Alan Morgan, MPA
CEO of the National Rural Health Association (NRHA)
Mr. Morgan joined the NRHA staff in 2001. He has more than 20 years of experience in health policy development at the state and federal levels. In 2011, he was selected by readers of Modern Healthcare as being among the top 100 most influential people in health care.
Gil Liu, MD
Medical Director, Partners for Kids, and Clinical Professor of Pediatrics, The Ohio State University College of Medicine
Dr. Liu is a pediatrician with more than 20 years of experience. He has studied health care system improvement and served as the Director for the University of Louisville Division of General Pediatrics, one of Kentucky’s largest pediatric primary care networks that is focused on serving the state’s most vulnerable families.

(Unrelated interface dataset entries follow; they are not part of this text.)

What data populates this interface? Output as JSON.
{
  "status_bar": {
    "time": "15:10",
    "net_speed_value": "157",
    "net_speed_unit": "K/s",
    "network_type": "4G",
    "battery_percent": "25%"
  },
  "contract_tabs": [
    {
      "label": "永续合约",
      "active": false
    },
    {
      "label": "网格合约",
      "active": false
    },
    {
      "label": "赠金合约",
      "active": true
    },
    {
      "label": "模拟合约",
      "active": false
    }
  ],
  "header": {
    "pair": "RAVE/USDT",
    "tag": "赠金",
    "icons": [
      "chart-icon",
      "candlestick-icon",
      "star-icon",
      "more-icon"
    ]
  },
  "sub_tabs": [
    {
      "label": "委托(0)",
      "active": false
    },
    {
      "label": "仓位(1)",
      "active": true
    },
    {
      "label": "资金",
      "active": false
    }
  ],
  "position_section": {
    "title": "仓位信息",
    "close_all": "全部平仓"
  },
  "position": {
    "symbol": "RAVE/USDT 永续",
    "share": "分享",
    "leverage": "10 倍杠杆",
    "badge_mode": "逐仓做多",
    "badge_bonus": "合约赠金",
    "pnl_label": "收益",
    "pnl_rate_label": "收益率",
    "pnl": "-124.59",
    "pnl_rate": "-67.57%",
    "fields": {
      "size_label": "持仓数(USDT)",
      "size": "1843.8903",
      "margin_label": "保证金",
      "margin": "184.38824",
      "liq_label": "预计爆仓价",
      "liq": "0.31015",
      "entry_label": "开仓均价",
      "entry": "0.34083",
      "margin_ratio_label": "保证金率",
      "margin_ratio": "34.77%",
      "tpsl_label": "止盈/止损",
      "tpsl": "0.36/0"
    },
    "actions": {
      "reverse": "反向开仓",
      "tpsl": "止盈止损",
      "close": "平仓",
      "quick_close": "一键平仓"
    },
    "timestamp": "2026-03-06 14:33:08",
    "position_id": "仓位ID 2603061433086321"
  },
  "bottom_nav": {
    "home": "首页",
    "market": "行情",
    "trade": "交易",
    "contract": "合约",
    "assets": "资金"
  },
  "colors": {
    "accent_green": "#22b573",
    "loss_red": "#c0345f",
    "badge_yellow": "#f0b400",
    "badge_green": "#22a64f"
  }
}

In addition to his medical practice and teaching work, he also founded the Kentucky Pediatric Alliance for Transforming Children’s Healthcare, a learning collaborative to improve health care quality for publicly insured children in the Louisville area.
Tim Putnam, DHA, MBA, FACHE
Tim Putnam is the former President and CEO of Margaret Mary Health in Batesville, Indiana and has over 30 years of health care experience. He received his Doctorate in Health Administration from the Medical University of South Carolina where his dissertation was focused on acute stroke care in rural hospitals. He currently chairs the National Rural Health Association’s Policy Congress, the National Rural Accountable Care Consortium, and was appointed by the Governor to the Indiana Board of Graduate Medical Education, which he also chairs. In 2015, Dr. Putnam was certified as an Emergency Medical Technician and serves on the Batesville Fire and EMS Lifesquad. He is the 2017 President-elect of the National Rural Health Association.
Veronica Judy Cecil, JD, BS
Veronica Cecil has served as Deputy Commissioner in the Kentucky Department for Medicaid Services under Governors Matt Bevin, Steve Beshear, and Andy Beshear. She has also been a senior consultant for a health care consulting firm. Previously, she served with the Kentucky legislative leadership staff in Frankfort, directed Ben Chandler’s Congressional office in Lexington, and also served in his office when he was Attorney General of Kentucky. She was recently Vice President for Policy at Foundation for a Healthy Kentucky and Executive Director of the Kentucky Health Engagement Foundation.
The American Board of Family Medicine (ABFM) is the second largest medical specialty board in the U.S. Founded in 1969, it is a voluntary, not-for-profit, private organization whose purposes include improving the quality of medical care available to the public; establishing and maintaining standards of excellence in the specialty of Family Medicine; improving the standards of medical education for training in Family Medicine; and determining by evaluation the fitness of specialists in Family Medicine who apply for and hold certificates. The ABFM collaborates with other specialty boards and organizations to promote better health care, drive better outcomes, and manage health care resources responsibly.
The Institute for Rural Journalism and Community Issues helps non-metropolitan journalists define the public agenda for their communities and grasp the local impact of broader issues. In this way it assists rural journalists in learning how to exercise editorial leadership in small markets. The Institute helps journalists all over America learn about rural issues, trends and events in areas they've never seen but that have much in common with their own. While based at the University of Kentucky in Lexington, the Institute is a multi-disciplinary, multi-institutional effort, with academic partners in more than 25 institutions across 19 states.
The mission of the Foundation for a Healthy Kentucky is to addresses the unmet health care needs of Kentuckians. Mission objectives are advanced through two initiative areas: promoting responsive health policy and a new children's initiative named "Investing in Kentucky's Future." Foundation work aims to improve access to health care, reduce risks and disparities, and promote health equity and healthy lifestyles. Since 2001, more than $22 million has been invested in health policy research and demonstration grant projects across Kentucky.